Saved entries:
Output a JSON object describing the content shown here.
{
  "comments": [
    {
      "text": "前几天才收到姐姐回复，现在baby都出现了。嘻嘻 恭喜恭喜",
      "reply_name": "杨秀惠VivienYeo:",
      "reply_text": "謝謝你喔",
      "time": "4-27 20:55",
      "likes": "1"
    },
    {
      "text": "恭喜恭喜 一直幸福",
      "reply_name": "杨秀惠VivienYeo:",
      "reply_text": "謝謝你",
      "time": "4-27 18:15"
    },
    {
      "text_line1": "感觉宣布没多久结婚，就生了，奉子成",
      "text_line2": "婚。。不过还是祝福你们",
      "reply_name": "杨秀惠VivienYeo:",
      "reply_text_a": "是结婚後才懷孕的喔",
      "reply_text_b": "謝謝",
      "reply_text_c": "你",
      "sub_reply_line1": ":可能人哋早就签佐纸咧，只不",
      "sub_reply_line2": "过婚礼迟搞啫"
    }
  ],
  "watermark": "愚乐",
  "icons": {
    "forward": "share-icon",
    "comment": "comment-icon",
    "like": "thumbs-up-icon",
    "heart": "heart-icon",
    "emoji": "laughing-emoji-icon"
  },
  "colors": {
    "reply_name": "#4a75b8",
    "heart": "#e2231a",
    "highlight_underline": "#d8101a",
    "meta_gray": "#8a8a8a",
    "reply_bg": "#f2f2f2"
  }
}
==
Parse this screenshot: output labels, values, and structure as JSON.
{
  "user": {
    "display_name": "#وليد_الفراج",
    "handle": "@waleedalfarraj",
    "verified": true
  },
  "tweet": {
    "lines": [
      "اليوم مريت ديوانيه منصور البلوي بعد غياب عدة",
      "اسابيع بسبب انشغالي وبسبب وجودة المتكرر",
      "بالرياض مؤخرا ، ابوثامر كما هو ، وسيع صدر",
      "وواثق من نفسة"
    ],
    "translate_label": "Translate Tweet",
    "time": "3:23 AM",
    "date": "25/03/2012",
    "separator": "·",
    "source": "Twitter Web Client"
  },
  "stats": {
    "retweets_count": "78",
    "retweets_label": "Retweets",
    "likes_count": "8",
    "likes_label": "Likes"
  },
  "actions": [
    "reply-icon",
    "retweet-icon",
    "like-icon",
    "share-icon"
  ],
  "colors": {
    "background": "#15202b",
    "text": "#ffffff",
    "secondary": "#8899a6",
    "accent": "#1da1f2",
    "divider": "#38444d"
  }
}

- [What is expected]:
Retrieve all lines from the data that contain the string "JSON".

- [Problem solution]:
Output a JSON object describing the content shown here.
Parse this screenshot: output labels, values, and structure as JSON.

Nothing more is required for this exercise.